▶ [Exercise objective]
Copy each line of the records that holds the string "verified".

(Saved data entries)
┌──
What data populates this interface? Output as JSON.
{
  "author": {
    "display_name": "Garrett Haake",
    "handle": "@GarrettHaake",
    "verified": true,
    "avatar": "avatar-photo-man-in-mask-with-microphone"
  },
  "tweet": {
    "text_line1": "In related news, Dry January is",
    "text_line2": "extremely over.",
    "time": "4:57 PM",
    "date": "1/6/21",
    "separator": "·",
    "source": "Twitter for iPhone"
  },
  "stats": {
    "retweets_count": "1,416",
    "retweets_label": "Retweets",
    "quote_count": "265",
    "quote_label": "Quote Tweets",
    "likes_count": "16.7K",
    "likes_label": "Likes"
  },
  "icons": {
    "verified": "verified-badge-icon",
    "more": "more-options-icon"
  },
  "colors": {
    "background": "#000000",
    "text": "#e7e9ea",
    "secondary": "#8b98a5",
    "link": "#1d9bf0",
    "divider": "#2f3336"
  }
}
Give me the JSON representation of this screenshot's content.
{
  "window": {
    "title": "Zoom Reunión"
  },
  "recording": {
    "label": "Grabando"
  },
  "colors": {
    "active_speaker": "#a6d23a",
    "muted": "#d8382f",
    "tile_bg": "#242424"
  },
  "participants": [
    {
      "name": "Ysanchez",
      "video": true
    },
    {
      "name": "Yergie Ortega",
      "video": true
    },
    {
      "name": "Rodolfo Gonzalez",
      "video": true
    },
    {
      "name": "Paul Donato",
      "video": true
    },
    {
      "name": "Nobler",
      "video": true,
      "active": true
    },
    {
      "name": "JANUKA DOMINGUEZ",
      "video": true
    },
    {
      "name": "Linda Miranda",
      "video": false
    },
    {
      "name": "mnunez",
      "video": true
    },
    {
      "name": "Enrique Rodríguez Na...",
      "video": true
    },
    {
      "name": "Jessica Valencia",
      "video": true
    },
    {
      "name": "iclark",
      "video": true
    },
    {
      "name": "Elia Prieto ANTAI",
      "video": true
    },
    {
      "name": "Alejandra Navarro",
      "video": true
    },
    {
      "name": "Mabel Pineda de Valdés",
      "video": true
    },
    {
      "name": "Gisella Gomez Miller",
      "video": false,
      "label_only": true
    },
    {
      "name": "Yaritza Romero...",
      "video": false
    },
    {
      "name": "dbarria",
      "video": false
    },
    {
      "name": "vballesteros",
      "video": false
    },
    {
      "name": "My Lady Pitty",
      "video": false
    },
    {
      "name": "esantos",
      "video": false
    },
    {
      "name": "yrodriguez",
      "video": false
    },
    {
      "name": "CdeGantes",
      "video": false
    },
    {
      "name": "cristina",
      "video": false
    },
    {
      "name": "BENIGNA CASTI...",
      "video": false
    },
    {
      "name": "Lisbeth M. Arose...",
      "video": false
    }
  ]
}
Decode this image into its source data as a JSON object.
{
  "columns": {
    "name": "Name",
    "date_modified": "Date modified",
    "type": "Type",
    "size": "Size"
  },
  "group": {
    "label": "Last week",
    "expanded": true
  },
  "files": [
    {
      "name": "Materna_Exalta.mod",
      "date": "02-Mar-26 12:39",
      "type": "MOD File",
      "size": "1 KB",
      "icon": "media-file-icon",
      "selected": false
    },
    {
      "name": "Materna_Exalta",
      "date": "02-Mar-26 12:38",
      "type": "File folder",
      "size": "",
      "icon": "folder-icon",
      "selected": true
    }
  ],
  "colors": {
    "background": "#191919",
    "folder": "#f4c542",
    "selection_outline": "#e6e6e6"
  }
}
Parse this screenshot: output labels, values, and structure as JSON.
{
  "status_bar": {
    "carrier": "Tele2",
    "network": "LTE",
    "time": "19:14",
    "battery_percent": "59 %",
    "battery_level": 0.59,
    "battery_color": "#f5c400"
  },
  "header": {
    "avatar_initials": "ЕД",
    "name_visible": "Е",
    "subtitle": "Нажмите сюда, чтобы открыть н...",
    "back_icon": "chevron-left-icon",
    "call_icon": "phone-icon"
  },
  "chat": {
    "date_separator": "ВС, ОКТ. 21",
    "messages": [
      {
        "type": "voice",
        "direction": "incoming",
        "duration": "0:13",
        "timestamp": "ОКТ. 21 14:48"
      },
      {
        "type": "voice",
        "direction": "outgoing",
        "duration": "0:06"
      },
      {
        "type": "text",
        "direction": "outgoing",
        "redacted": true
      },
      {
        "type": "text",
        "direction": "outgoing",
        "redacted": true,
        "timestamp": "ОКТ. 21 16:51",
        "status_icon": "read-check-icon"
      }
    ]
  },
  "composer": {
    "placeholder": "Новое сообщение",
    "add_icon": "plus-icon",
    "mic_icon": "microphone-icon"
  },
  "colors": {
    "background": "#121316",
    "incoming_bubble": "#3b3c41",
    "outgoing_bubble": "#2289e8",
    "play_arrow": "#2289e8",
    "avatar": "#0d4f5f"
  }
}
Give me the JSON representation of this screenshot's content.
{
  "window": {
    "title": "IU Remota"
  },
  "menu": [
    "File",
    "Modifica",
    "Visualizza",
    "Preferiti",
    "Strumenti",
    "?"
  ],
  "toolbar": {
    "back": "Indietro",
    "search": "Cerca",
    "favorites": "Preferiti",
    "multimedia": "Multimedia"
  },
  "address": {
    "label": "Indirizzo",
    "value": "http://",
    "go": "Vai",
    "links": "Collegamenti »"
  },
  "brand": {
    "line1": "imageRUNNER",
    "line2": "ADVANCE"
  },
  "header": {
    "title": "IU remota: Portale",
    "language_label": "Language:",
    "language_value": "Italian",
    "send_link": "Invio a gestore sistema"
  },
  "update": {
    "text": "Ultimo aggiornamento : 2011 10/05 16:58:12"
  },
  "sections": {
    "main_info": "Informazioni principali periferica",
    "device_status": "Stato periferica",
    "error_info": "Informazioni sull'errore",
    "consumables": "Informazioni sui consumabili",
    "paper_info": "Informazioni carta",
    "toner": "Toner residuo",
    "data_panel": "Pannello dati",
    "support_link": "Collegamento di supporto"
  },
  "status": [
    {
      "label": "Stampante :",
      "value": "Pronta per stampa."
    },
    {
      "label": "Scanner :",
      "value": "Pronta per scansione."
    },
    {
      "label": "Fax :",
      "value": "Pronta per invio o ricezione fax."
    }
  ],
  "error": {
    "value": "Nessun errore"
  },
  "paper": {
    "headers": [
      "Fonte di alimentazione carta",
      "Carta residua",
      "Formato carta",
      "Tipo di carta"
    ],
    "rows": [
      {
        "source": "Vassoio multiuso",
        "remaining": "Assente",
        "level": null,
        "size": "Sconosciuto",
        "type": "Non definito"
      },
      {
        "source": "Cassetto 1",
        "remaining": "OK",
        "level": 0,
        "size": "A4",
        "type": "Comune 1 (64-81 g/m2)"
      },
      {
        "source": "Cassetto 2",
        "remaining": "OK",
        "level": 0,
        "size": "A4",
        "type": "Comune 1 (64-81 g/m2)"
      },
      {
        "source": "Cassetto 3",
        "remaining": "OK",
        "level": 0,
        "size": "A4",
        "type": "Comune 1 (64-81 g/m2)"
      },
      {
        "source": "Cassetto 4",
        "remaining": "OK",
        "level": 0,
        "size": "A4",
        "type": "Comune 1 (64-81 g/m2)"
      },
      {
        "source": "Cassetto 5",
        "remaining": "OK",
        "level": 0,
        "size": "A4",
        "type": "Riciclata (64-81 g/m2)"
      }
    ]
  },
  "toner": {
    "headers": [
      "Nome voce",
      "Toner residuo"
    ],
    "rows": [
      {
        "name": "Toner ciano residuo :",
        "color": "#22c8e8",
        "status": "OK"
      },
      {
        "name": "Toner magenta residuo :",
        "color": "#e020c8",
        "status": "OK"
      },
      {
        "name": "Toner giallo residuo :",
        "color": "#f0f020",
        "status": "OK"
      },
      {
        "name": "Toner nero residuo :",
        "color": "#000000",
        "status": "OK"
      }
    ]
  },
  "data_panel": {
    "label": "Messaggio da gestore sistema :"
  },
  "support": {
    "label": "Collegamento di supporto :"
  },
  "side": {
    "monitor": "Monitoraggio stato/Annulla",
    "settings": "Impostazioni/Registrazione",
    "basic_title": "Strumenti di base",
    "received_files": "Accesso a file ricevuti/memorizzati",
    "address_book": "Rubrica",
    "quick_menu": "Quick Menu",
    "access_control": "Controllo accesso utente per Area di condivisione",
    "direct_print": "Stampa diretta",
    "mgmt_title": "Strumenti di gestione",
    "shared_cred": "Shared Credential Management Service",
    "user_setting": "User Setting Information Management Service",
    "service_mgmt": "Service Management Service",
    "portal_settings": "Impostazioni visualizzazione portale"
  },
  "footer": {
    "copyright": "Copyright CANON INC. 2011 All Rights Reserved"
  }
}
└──
▶ [Result below]
    "verified": true,
    "verified": "verified-badge-icon",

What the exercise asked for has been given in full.